We may never know the identity of the public relations genius who decided that "downsizing," itself euphemistic, was too blunt a word to describe corporate layoffs. Presumably to assuage the readers of news releases and annual reports, he or she coined the replacement term "right-sizing," so that victims of the process might hear the sweet justice of their joblessness in the very verb that unemploys them.
No matter; physicians don't need the services of that same euphemizer to fix the problem with the "gatekeeper" image — its suggestion that people may sometimes find the gate shut. What primary care physicians need is a straightforward vocabulary for explaining to patients how managed care works, and the fact that, as Ethics columnist John La Puma, M.D., writes, "We too have to live within the rules."
In Managed Care's pages last June, Alan Hillman, M.D., of the University of Pennsylvania's Leonard Davis Institute of Health Economics called for physicians to explain to patients the financial incentives under which they work. We're happy to note that others have since echoed Hillman's call — and his denunciation of the so-called "gag" rules by which some plans limit physicians' ability to speak freely to patients. In a welcome step, the large HMO U.S. Healthcare (a future Aetna unit, it now appears) announced that it was replacing its analogous contract clause with one that requires secrecy only for "competitively sensitive information and confidential patient records."
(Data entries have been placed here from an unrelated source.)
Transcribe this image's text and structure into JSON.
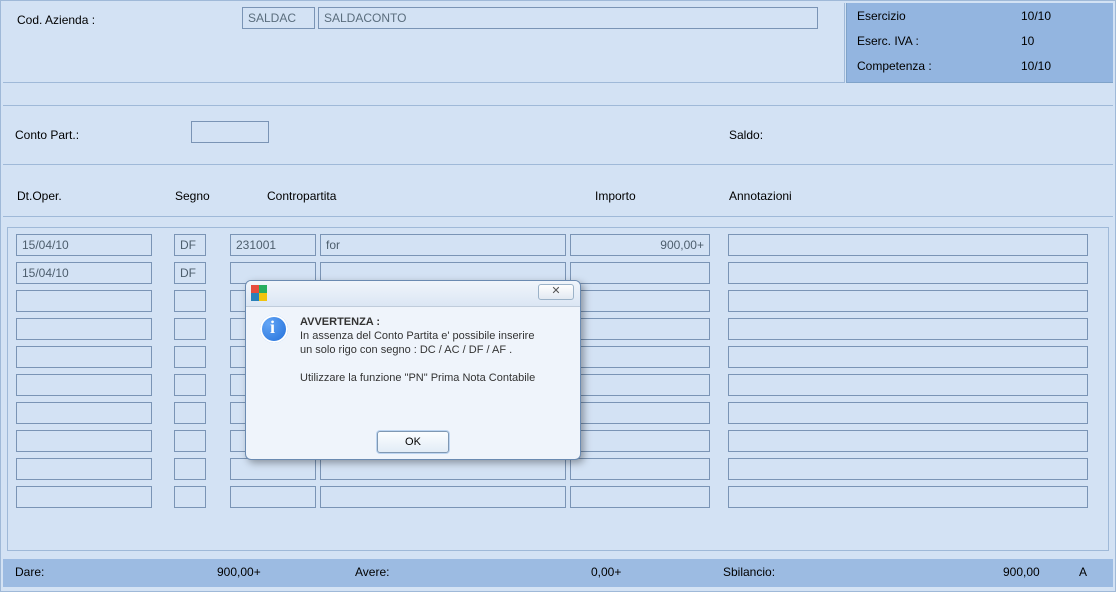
{
  "header": {
    "cod_azienda_label": "Cod. Azienda :",
    "code_field": "SALDAC",
    "name_field": "SALDACONTO"
  },
  "exercise": {
    "esercizio_label": "Esercizio",
    "esercizio_value": "10/10",
    "eserc_iva_label": "Eserc. IVA :",
    "eserc_iva_value": "10",
    "competenza_label": "Competenza :",
    "competenza_value": "10/10"
  },
  "row2": {
    "conto_part_label": "Conto Part.:",
    "conto_part_value": "",
    "saldo_label": "Saldo:"
  },
  "columns": {
    "dt_oper": "Dt.Oper.",
    "segno": "Segno",
    "contropartita": "Contropartita",
    "importo": "Importo",
    "annotazioni": "Annotazioni"
  },
  "rows": [
    {
      "date": "15/04/10",
      "segno": "DF",
      "cp_code": "231001",
      "cp_desc": "for",
      "importo": "900,00+",
      "note": ""
    },
    {
      "date": "15/04/10",
      "segno": "DF",
      "cp_code": "",
      "cp_desc": "",
      "importo": "",
      "note": ""
    },
    {
      "date": "",
      "segno": "",
      "cp_code": "",
      "cp_desc": "",
      "importo": "",
      "note": ""
    },
    {
      "date": "",
      "segno": "",
      "cp_code": "",
      "cp_desc": "",
      "importo": "",
      "note": ""
    },
    {
      "date": "",
      "segno": "",
      "cp_code": "",
      "cp_desc": "",
      "importo": "",
      "note": ""
    },
    {
      "date": "",
      "segno": "",
      "cp_code": "",
      "cp_desc": "",
      "importo": "",
      "note": ""
    },
    {
      "date": "",
      "segno": "",
      "cp_code": "",
      "cp_desc": "",
      "importo": "",
      "note": ""
    },
    {
      "date": "",
      "segno": "",
      "cp_code": "",
      "cp_desc": "",
      "importo": "",
      "note": ""
    },
    {
      "date": "",
      "segno": "",
      "cp_code": "",
      "cp_desc": "",
      "importo": "",
      "note": ""
    },
    {
      "date": "",
      "segno": "",
      "cp_code": "",
      "cp_desc": "",
      "importo": "",
      "note": ""
    }
  ],
  "footer": {
    "dare_label": "Dare:",
    "dare_value": "900,00+",
    "avere_label": "Avere:",
    "avere_value": "0,00+",
    "sbilancio_label": "Sbilancio:",
    "sbilancio_value": "900,00",
    "sbilancio_sign": "A"
  },
  "dialog": {
    "heading": "AVVERTENZA :",
    "line1": "In assenza del Conto Partita e' possibile inserire",
    "line2": "un solo rigo con segno : DC / AC / DF / AF .",
    "line3": "Utilizzare la funzione \"PN\" Prima Nota Contabile",
    "ok": "OK",
    "close_glyph": "✕"
  }
}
How to be appropriately candid with patients about financial incentives — without scaring them or making them doubt that their health remains the top priority in care — is just one of the challenges primary care doctors face in a system whose designation remains stubbornly associated with the gate symbol you see on this month's cover. In this issue, we examine the gatekeeper system and some of the ways it is being revised and questioned. We hope you find the article useful.